Diaries from my wonderful walks in Wales
January 16, 2012
For the last five days the winds have lashed the West coast and the rain has been relentless. Today, water pours from every surface, the roads become rivers and the fields lagoons.
We have watched the rivers rise alarmingly, each little stream has become a raging torrent and theDoveyRiveris as deep as I have seen it. I have often walked along its beautiful banks, stopping to let Oscar paddle in the shallow water . It is so different now in all its awesome power. At the bridging point in Machynlleth, the old beautiful bridge almost disappears beneath its huge swift swirls. The water battering the parapets , the arches not even visible. The river banks completely lost , the whole of the flood plain just a mass of thundering water. The lovely new footbridge is just visible as a graceful arch rising from the water like the neck of a silver Loch Ness Monster.
I give up the hope of crossing the bridge, seeing the trail of abandoned cars and vans that have attempted to challenge the might of the river.
We drive back alongside the river towards Aberdovey, the water ominously lapping the roadside, and I wonder if this will soon be impassable too. Rising up towards Pennal , the extent of the flooding is clearer. The water stretches for miles, with trees and fenceposts surfacing now and then. The poor sheep huddled on any small rises, and the farmers busy taking them to higher ground.
We decide a quick walk up the mountain is the safest option, and follow the steep sided valley up to Glygyrog.
The once tiny stream is now roaring below us, crashing over the rocks, and carrying branches and debris. The moss covered path is awash with water, the moss like a huge sponge squelching as we walk.
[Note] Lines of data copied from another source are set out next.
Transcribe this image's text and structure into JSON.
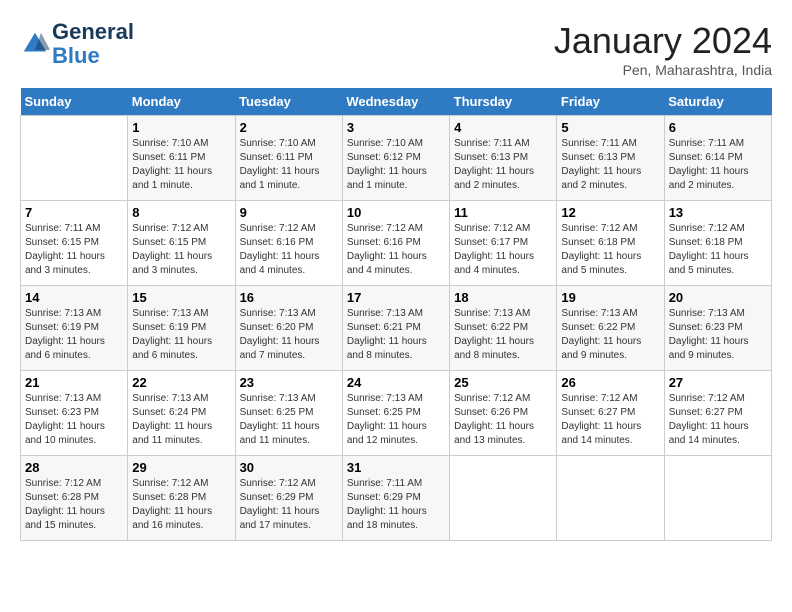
{
  "logo": {
    "line1": "General",
    "line2": "Blue"
  },
  "title": "January 2024",
  "subtitle": "Pen, Maharashtra, India",
  "days_of_week": [
    "Sunday",
    "Monday",
    "Tuesday",
    "Wednesday",
    "Thursday",
    "Friday",
    "Saturday"
  ],
  "weeks": [
    [
      {
        "num": "",
        "info": ""
      },
      {
        "num": "1",
        "info": "Sunrise: 7:10 AM\nSunset: 6:11 PM\nDaylight: 11 hours\nand 1 minute."
      },
      {
        "num": "2",
        "info": "Sunrise: 7:10 AM\nSunset: 6:11 PM\nDaylight: 11 hours\nand 1 minute."
      },
      {
        "num": "3",
        "info": "Sunrise: 7:10 AM\nSunset: 6:12 PM\nDaylight: 11 hours\nand 1 minute."
      },
      {
        "num": "4",
        "info": "Sunrise: 7:11 AM\nSunset: 6:13 PM\nDaylight: 11 hours\nand 2 minutes."
      },
      {
        "num": "5",
        "info": "Sunrise: 7:11 AM\nSunset: 6:13 PM\nDaylight: 11 hours\nand 2 minutes."
      },
      {
        "num": "6",
        "info": "Sunrise: 7:11 AM\nSunset: 6:14 PM\nDaylight: 11 hours\nand 2 minutes."
      }
    ],
    [
      {
        "num": "7",
        "info": "Sunrise: 7:11 AM\nSunset: 6:15 PM\nDaylight: 11 hours\nand 3 minutes."
      },
      {
        "num": "8",
        "info": "Sunrise: 7:12 AM\nSunset: 6:15 PM\nDaylight: 11 hours\nand 3 minutes."
      },
      {
        "num": "9",
        "info": "Sunrise: 7:12 AM\nSunset: 6:16 PM\nDaylight: 11 hours\nand 4 minutes."
      },
      {
        "num": "10",
        "info": "Sunrise: 7:12 AM\nSunset: 6:16 PM\nDaylight: 11 hours\nand 4 minutes."
      },
      {
        "num": "11",
        "info": "Sunrise: 7:12 AM\nSunset: 6:17 PM\nDaylight: 11 hours\nand 4 minutes."
      },
      {
        "num": "12",
        "info": "Sunrise: 7:12 AM\nSunset: 6:18 PM\nDaylight: 11 hours\nand 5 minutes."
      },
      {
        "num": "13",
        "info": "Sunrise: 7:12 AM\nSunset: 6:18 PM\nDaylight: 11 hours\nand 5 minutes."
      }
    ],
    [
      {
        "num": "14",
        "info": "Sunrise: 7:13 AM\nSunset: 6:19 PM\nDaylight: 11 hours\nand 6 minutes."
      },
      {
        "num": "15",
        "info": "Sunrise: 7:13 AM\nSunset: 6:19 PM\nDaylight: 11 hours\nand 6 minutes."
      },
      {
        "num": "16",
        "info": "Sunrise: 7:13 AM\nSunset: 6:20 PM\nDaylight: 11 hours\nand 7 minutes."
      },
      {
        "num": "17",
        "info": "Sunrise: 7:13 AM\nSunset: 6:21 PM\nDaylight: 11 hours\nand 8 minutes."
      },
      {
        "num": "18",
        "info": "Sunrise: 7:13 AM\nSunset: 6:22 PM\nDaylight: 11 hours\nand 8 minutes."
      },
      {
        "num": "19",
        "info": "Sunrise: 7:13 AM\nSunset: 6:22 PM\nDaylight: 11 hours\nand 9 minutes."
      },
      {
        "num": "20",
        "info": "Sunrise: 7:13 AM\nSunset: 6:23 PM\nDaylight: 11 hours\nand 9 minutes."
      }
    ],
    [
      {
        "num": "21",
        "info": "Sunrise: 7:13 AM\nSunset: 6:23 PM\nDaylight: 11 hours\nand 10 minutes."
      },
      {
        "num": "22",
        "info": "Sunrise: 7:13 AM\nSunset: 6:24 PM\nDaylight: 11 hours\nand 11 minutes."
      },
      {
        "num": "23",
        "info": "Sunrise: 7:13 AM\nSunset: 6:25 PM\nDaylight: 11 hours\nand 11 minutes."
      },
      {
        "num": "24",
        "info": "Sunrise: 7:13 AM\nSunset: 6:25 PM\nDaylight: 11 hours\nand 12 minutes."
      },
      {
        "num": "25",
        "info": "Sunrise: 7:12 AM\nSunset: 6:26 PM\nDaylight: 11 hours\nand 13 minutes."
      },
      {
        "num": "26",
        "info": "Sunrise: 7:12 AM\nSunset: 6:27 PM\nDaylight: 11 hours\nand 14 minutes."
      },
      {
        "num": "27",
        "info": "Sunrise: 7:12 AM\nSunset: 6:27 PM\nDaylight: 11 hours\nand 14 minutes."
      }
    ],
    [
      {
        "num": "28",
        "info": "Sunrise: 7:12 AM\nSunset: 6:28 PM\nDaylight: 11 hours\nand 15 minutes."
      },
      {
        "num": "29",
        "info": "Sunrise: 7:12 AM\nSunset: 6:28 PM\nDaylight: 11 hours\nand 16 minutes."
      },
      {
        "num": "30",
        "info": "Sunrise: 7:12 AM\nSunset: 6:29 PM\nDaylight: 11 hours\nand 17 minutes."
      },
      {
        "num": "31",
        "info": "Sunrise: 7:11 AM\nSunset: 6:29 PM\nDaylight: 11 hours\nand 18 minutes."
      },
      {
        "num": "",
        "info": ""
      },
      {
        "num": "",
        "info": ""
      },
      {
        "num": "",
        "info": ""
      }
    ]
  ]
}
It smells wonderful, earthy and fresh.
The clouds hang like billowing grey sails over the hills, the grass and trees look vivid green in the strange thundery light.
Despite the rain, it is not cold, especially considering the time of year, and it is surprisingly pleasant for walking. Oscar of course loves to splash in the puddles and paddle in the river, for him it is perfection!
We return home for tea, but notice that the clouds are rising and the skies clearing.
As the darkness falls the moon rises. It is a full moon tonight and the weather has changed so dramatically over the past few hours.
So Oscar and I cannot resist venturing out again. What a magical night it is!
The air is completely still.
The sky completely clear.
A huge full moon shines just as bright as day, and the stars hang in the sky like a diamond bracelet on black velvet.
We walk up the hill, no need of a torch, the trees casting black moon shadows on the silver shimmering field. The Dovey Estuary clearly visible below us, with the sea glinting in the moonlight. We sit on a rock and soak in the eerie beauty, when a nightjar suddenly begins his wonderful song- just to complete the picture!
We reluctantly make our way home to bed.
The next day dawns still clear. The sky glowing pale pink and the hills deep indigo.
The countryside washed and new from all the rain looks fantastically clean and fresh.
We drive down towards the Dovey and amazingly the river has dropped almost 10 feet overnight, and is now back within the confines of its banks.
The streams and rivers still gushing with excess water, but now spectacular rather than frightening.
The sun shines and I notice the first daffodils pushing up beside the road.
Perhaps spring will come soon!